Roy Lichtenstein, ‘Sample Portfolio (Seven Haystack And Six Cathedral Prints)’, 1969, Freeman's
Roy Lichtenstein, ‘Sample Portfolio (Seven Haystack And Six Cathedral Prints)’, 1969, Freeman's
Roy Lichtenstein, ‘Sample Portfolio (Seven Haystack And Six Cathedral Prints)’, 1969, Freeman's
Roy Lichtenstein, ‘Sample Portfolio (Seven Haystack And Six Cathedral Prints)’, 1969, Freeman's

1969, all the full sheets and with the '© Copyright Gemini G.E.L. 1969' stamp at the lower sheet edges. The complete set of 13 reproductive color prints used to promote the release of these prints in 1969, framed individually, with original printed paper slipcase and informational insert.

all sheets: 6.375 x 9.375 in (16.2 x 23.8cm)
[13 + slipcase]

About Roy Lichtenstein

When American Pop artist Roy Lichtenstein painted Look Mickey in 1961, it set the tone for his career. This primary-color portrait of the cartoon mouse introduced Lichtenstein’s detached and deadpan style at a time when introspective Abstract Expressionism reigned. Mining material from advertisements, comics, and the everyday, Lichtenstein brought what was then a great taboo—commercial art—into the gallery. He stressed the artificiality of his images by painting them as though they’d come from a commercial press, with the flat, single-color Ben-Day dots of the newspaper meticulously rendered by hand using paint and stencils. Later in his career, Lichtenstein extended his source material to art history, including the work of Claude Monet and Pablo Picasso, and experimented with three-dimensional works. Lichtenstein’s use of appropriated imagery has influenced artists such as Richard Prince, Jeff Koons, and Raymond Pettibon.

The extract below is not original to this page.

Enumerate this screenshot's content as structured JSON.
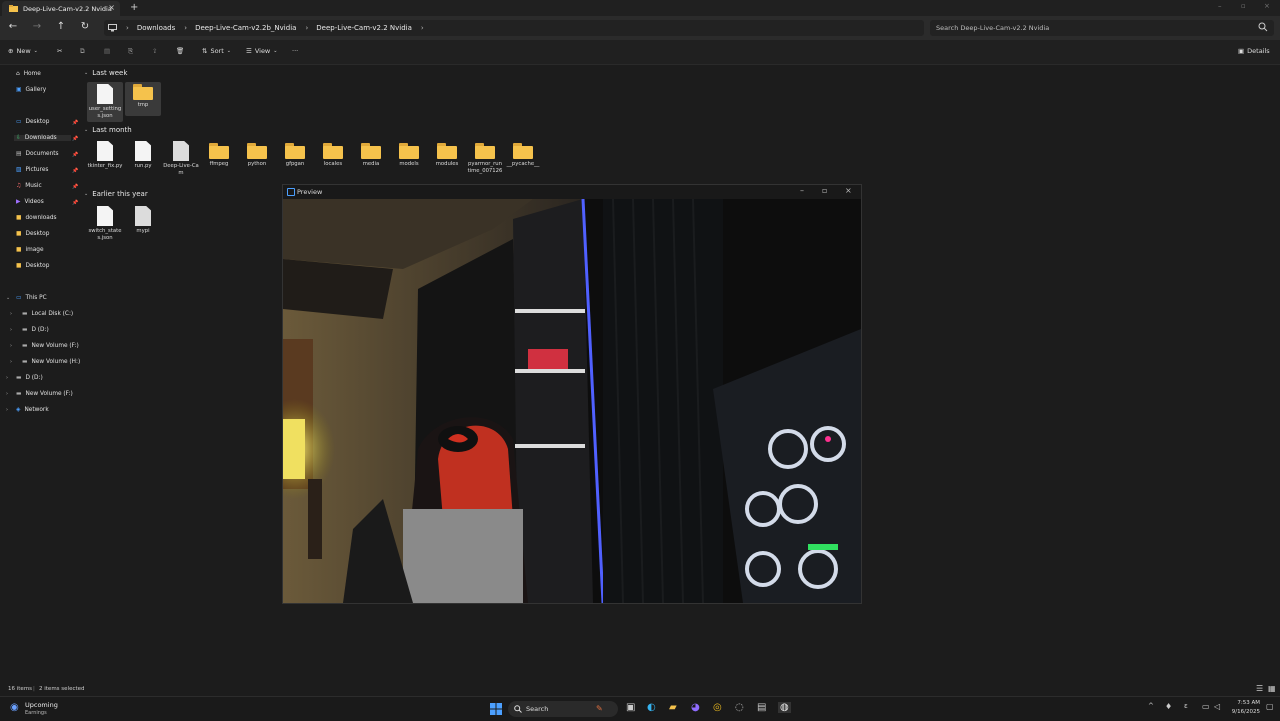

American, 1923-1997, New York, New York, based in New York and Southampton, New York